Show every line of the material that follows in which the word "again" occurs.
================================
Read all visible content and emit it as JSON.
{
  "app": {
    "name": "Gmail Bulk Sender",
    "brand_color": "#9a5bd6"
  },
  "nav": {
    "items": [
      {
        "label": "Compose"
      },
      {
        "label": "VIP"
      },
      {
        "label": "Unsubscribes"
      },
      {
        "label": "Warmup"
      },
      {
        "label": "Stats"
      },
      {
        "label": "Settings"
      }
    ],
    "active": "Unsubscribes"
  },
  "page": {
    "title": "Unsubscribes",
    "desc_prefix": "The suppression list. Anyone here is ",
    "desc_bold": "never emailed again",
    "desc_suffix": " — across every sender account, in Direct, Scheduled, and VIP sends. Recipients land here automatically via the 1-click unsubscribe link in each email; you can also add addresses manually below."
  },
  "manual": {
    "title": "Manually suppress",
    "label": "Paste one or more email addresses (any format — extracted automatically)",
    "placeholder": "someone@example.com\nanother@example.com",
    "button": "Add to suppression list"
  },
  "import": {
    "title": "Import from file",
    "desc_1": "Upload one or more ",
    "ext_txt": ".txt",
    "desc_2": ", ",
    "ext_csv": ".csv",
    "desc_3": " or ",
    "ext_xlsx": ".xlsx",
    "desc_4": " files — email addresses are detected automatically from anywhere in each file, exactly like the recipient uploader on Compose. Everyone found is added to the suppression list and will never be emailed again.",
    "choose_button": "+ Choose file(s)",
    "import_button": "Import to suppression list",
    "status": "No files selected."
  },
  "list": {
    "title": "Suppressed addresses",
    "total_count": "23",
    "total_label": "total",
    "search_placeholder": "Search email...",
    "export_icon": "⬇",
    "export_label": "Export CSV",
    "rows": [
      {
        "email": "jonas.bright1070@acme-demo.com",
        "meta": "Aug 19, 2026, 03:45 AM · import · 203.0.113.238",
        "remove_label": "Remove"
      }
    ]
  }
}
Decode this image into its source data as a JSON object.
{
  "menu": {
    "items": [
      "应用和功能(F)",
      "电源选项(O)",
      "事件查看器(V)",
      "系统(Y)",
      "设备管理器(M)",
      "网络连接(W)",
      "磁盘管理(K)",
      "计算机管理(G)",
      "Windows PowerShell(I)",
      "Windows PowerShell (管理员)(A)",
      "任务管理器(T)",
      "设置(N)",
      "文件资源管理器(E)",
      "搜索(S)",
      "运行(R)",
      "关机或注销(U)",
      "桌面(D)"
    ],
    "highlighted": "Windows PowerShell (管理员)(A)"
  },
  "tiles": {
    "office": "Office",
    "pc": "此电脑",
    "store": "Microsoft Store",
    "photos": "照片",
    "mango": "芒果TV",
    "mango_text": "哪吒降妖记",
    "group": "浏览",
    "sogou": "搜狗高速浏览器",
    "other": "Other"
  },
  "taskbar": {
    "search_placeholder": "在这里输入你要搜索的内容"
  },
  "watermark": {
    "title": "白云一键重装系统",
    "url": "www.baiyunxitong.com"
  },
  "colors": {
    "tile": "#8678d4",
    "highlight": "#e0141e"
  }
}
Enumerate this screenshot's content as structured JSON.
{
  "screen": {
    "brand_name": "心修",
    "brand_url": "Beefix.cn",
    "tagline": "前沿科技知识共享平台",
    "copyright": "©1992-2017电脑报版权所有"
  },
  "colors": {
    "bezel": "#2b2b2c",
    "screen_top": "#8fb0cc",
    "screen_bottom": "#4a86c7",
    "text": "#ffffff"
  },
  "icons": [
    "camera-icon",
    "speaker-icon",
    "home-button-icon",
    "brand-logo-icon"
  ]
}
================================
Solution for this task:
    "desc_bold": "never emailed again",
    "desc_4": " files — email addresses are detected automatically from anywhere in each file, exactly like the recipient uploader on Compose. Everyone found is added to the suppression list and will never be emailed again.",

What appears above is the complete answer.